NBC’s Jelisa Castrodale considers the phenomenon that is Bryce Harper. And, after noting his … uniqueness …
He was the guy who smudged his eyeblack down onto his cheekbones, the guy who cost his team a National Junior College World Series after an ejection and suspension, the one who blew a kiss to an opposing Single-A pitcher as he jogged around the bases. And let’s face it, his name is Bryce. BRYCE. That could only be more irritating if his parents had gone with EdHardyNickelbackCrocs …
Notes that he also has the potential to be everything we want in a ballplayer:
I’ll take Harper’s in-your-face ambition and (sometimes cringeworthy) honesty over other young players who hide their fake humility behind equally forced smiles. Harper’s willingness to tell you exactly what he thinks — whether arguing a call inches from an umpire’s face or admitting he “likes showing up the older guys” — is why he was booed during his debut at Dodger Stadium and why Hamels parked a 93 mph fastball in his back.

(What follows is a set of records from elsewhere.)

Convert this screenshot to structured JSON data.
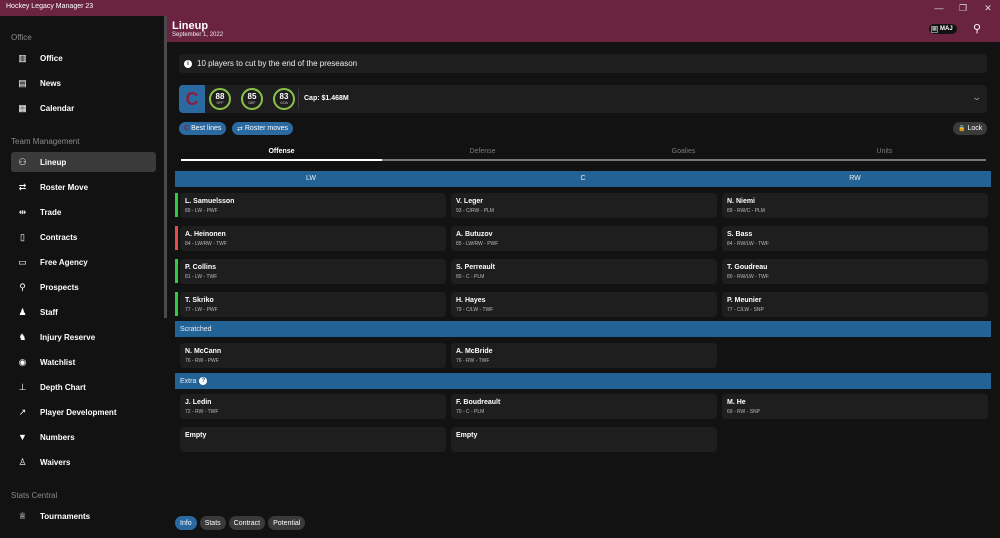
{
  "window": {
    "title": "Hockey Legacy Manager 23",
    "controls": [
      "—",
      "❐",
      "✕"
    ]
  },
  "sidebar": {
    "sections": [
      {
        "label": "Office",
        "items": [
          {
            "label": "Office",
            "icon": "building-icon",
            "glyph": "▥"
          },
          {
            "label": "News",
            "icon": "newspaper-icon",
            "glyph": "▤"
          },
          {
            "label": "Calendar",
            "icon": "calendar-icon",
            "glyph": "▦"
          }
        ]
      },
      {
        "label": "Team Management",
        "items": [
          {
            "label": "Lineup",
            "icon": "users-icon",
            "glyph": "👥",
            "active": true
          },
          {
            "label": "Roster Move",
            "icon": "exchange-icon",
            "glyph": "⇄"
          },
          {
            "label": "Trade",
            "icon": "trade-icon",
            "glyph": "⇹"
          },
          {
            "label": "Contracts",
            "icon": "contract-icon",
            "glyph": "▯"
          },
          {
            "label": "Free Agency",
            "icon": "money-icon",
            "glyph": "▭"
          },
          {
            "label": "Prospects",
            "icon": "binoculars-icon",
            "glyph": "⚲"
          },
          {
            "label": "Staff",
            "icon": "staff-icon",
            "glyph": "♟"
          },
          {
            "label": "Injury Reserve",
            "icon": "injury-icon",
            "glyph": "♞"
          },
          {
            "label": "Watchlist",
            "icon": "eye-icon",
            "glyph": "◉"
          },
          {
            "label": "Depth Chart",
            "icon": "sitemap-icon",
            "glyph": "⊥"
          },
          {
            "label": "Player Development",
            "icon": "chart-line-icon",
            "glyph": "↗"
          },
          {
            "label": "Numbers",
            "icon": "jersey-icon",
            "glyph": "▼"
          },
          {
            "label": "Waivers",
            "icon": "user-cog-icon",
            "glyph": "♙"
          }
        ]
      },
      {
        "label": "Stats Central",
        "items": [
          {
            "label": "Tournaments",
            "icon": "trophy-icon",
            "glyph": "🏆"
          }
        ]
      }
    ]
  },
  "header": {
    "title": "Lineup",
    "date": "September 1, 2022",
    "badge": "MAJ",
    "search_icon": "🔍"
  },
  "notice": {
    "text": "10 players to cut by the end of the preseason"
  },
  "team": {
    "logo_letter": "C",
    "ratings": [
      {
        "value": "88",
        "label": "OFF"
      },
      {
        "value": "85",
        "label": "DEF"
      },
      {
        "value": "83",
        "label": "GOA"
      }
    ],
    "cap": "Cap: $1.468M",
    "expand_icon": "⌄"
  },
  "actions": {
    "best_lines": "Best lines",
    "roster_moves": "Roster moves",
    "lock": "Lock"
  },
  "tabs": [
    {
      "label": "Offense",
      "active": true
    },
    {
      "label": "Defense"
    },
    {
      "label": "Goalies"
    },
    {
      "label": "Units"
    }
  ],
  "positions": [
    "LW",
    "C",
    "RW"
  ],
  "lines": [
    {
      "status_color": "#2ecc40",
      "players": [
        {
          "name": "L. Samuelsson",
          "detail": "89 - LW - PWF"
        },
        {
          "name": "V. Leger",
          "detail": "93 - C/RW - PLM"
        },
        {
          "name": "N. Niemi",
          "detail": "89 - RW/C - PLM"
        }
      ]
    },
    {
      "status_color": "#e74c4c",
      "players": [
        {
          "name": "A. Heinonen",
          "detail": "84 - LW/RW - TWF"
        },
        {
          "name": "A. Butuzov",
          "detail": "85 - LW/RW - PWF"
        },
        {
          "name": "S. Bass",
          "detail": "84 - RW/LW - TWF"
        }
      ]
    },
    {
      "status_color": "#2ecc40",
      "players": [
        {
          "name": "P. Collins",
          "detail": "81 - LW - TWF"
        },
        {
          "name": "S. Perreault",
          "detail": "80 - C - PLM"
        },
        {
          "name": "T. Goudreau",
          "detail": "80 - RW/LW - TWF"
        }
      ]
    },
    {
      "status_color": "#2ecc40",
      "players": [
        {
          "name": "T. Skriko",
          "detail": "77 - LW - PWF"
        },
        {
          "name": "H. Hayes",
          "detail": "79 - C/LW - TWF"
        },
        {
          "name": "P. Meunier",
          "detail": "77 - C/LW - SNP"
        }
      ]
    }
  ],
  "scratched": {
    "label": "Scratched",
    "players": [
      {
        "name": "N. McCann",
        "detail": "76 - RW - PWF"
      },
      {
        "name": "A. McBride",
        "detail": "76 - RW - TWF"
      }
    ]
  },
  "extra": {
    "label": "Extra",
    "help_icon": "?",
    "players": [
      {
        "name": "J. Ledin",
        "detail": "72 - RW - TWF"
      },
      {
        "name": "F. Boudreault",
        "detail": "70 - C - PLM"
      },
      {
        "name": "M. He",
        "detail": "69 - RW - SNP"
      },
      {
        "name": "Empty",
        "detail": ""
      },
      {
        "name": "Empty",
        "detail": ""
      }
    ]
  },
  "bottom_tabs": [
    {
      "label": "Info",
      "active": true
    },
    {
      "label": "Stats"
    },
    {
      "label": "Contract"
    },
    {
      "label": "Potential"
    }
  ]
}
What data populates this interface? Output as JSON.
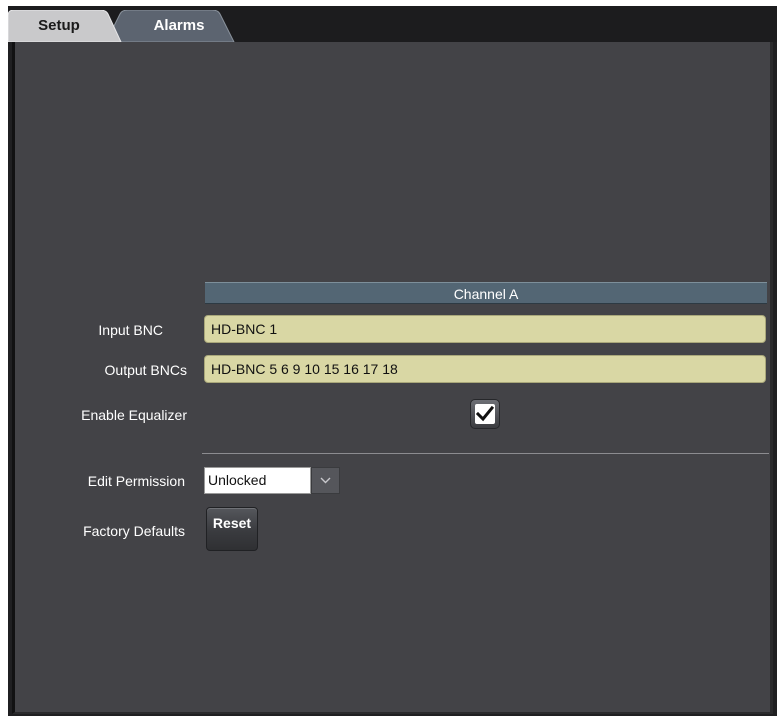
{
  "tabs": [
    {
      "label": "Setup",
      "active": true
    },
    {
      "label": "Alarms",
      "active": false
    }
  ],
  "channel": {
    "header": "Channel A"
  },
  "fields": {
    "input_bnc": {
      "label": "Input BNC",
      "value": "HD-BNC 1"
    },
    "output_bncs": {
      "label": "Output BNCs",
      "value": "HD-BNC 5 6 9 10 15 16 17 18"
    },
    "enable_equalizer": {
      "label": "Enable Equalizer",
      "checked": true
    },
    "edit_permission": {
      "label": "Edit Permission",
      "value": "Unlocked"
    },
    "factory_defaults": {
      "label": "Factory Defaults",
      "button_label": "Reset"
    }
  },
  "icons": {
    "checkmark": "check-icon",
    "dropdown": "chevron-down-icon"
  },
  "colors": {
    "panel_background": "#434347",
    "field_background": "#d9d7a4",
    "channel_header": "#536674",
    "active_tab": "#c9c9cb",
    "inactive_tab": "#5c6470"
  }
}
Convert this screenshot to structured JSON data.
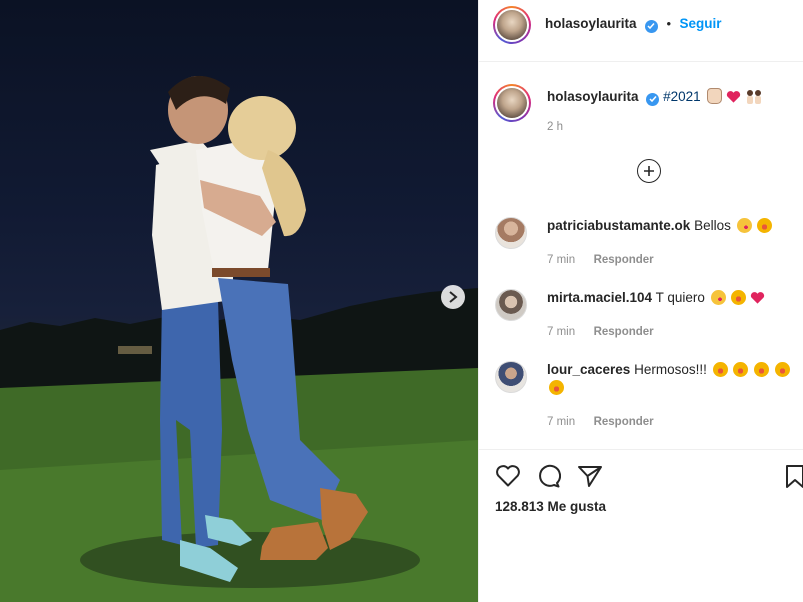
{
  "post": {
    "author": "holasoylaurita",
    "follow_label": "Seguir",
    "separator": "•"
  },
  "caption": {
    "author": "holasoylaurita",
    "hashtag": "#2021",
    "emoji": [
      "hand",
      "heart",
      "couple"
    ],
    "time": "2 h"
  },
  "comments": [
    {
      "user": "patriciabustamante.ok",
      "text": "Bellos",
      "emoji": [
        "kiss",
        "star"
      ],
      "time": "7 min",
      "reply": "Responder"
    },
    {
      "user": "mirta.maciel.104",
      "text": "T quiero",
      "emoji": [
        "kiss",
        "star",
        "heart"
      ],
      "time": "7 min",
      "reply": "Responder"
    },
    {
      "user": "lour_caceres",
      "text": "Hermosos!!!",
      "emoji": [
        "star",
        "star",
        "star",
        "star",
        "star"
      ],
      "time": "7 min",
      "reply": "Responder"
    }
  ],
  "actions": {
    "icons": [
      "heart-icon",
      "comment-icon",
      "share-icon",
      "bookmark-icon"
    ],
    "likes": "128.813 Me gusta"
  },
  "colors": {
    "accent": "#0095f6",
    "verified": "#3897f0",
    "hashtag": "#00376b",
    "muted": "#8e8e8e"
  }
}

Ironically, despite all of the criticism about his own behavior, Harper seems to bring out the worst in other people, whether it’s coming from Hamels’ left arm or out of the mouths of the scouts who evaluated him as a pre-draft prospect.
It’s a good nutshell of Harper. And posits, quite accurately, I think, that in a lot of ways, this young brash pain in the butt is far more “Old School” than those who claim he needs a baseball education in that regard.
The Washington Nationals have acquired outfielder Ryan Raburn from the Chicago White Sox. Raburn had been playing at Triple-A Charlotte. He’ll be assigned to Triple-A Syracuse in the Nats organization. The Nationals will send cash or a player to be named later to the White Sox to complete the deal.
Raburn has yet to play in the majors this season. Last year he hit .220/.309/.404 with nine homers in 113 games for the Colorado Rockies. The year before that he hit an excellent .301/.393/.543 in part time play for the Indians. Over the course of his 11 year career the 36-year-old has hit .253/.317/.436, which breaks down to an OPS+ of exactly 100, which is league average. Primarily an outfielder, Raburn has played every position except shortstop and catcher in his career. He’s even pitched twice.
The Nats plans for him aren’t entirely clear, but depth it depth.
Jon Morosi reports that that the Detroit Tigers will make all veterans available via trade if they’re still under .500 by the end of June.
This was the position they entered the offseason with — everyone is available! — but they ended up gearing up for one more push with the core of veterans they currently employ. It was not a bad move, I don’t think. With the exception of the Indians, the AL Central is mostly down, or at least appeared to be over the winter, with the Royals in decline and the Twins and White Sox seemingly a few years away from contention. The Twins, however, have been fantastic and the Tigers have mostly underachieved.
So we’re back to this. Which veterans the Tigers can reasonably unload, however, is an open question. J.D. Martinez is in his walk year, so while tradable, he may not bring back a big return. Guys like Justin Upton, Justin Verlander and Miguel Cabrera either have very large contracts or no-trade protection.
The end of June is still a while from now, of course, and while the Tigers are under .500, they’re only 4.5 games behind the Twins. But they had better turn it around or else it sounds like the front office is going to turn the page.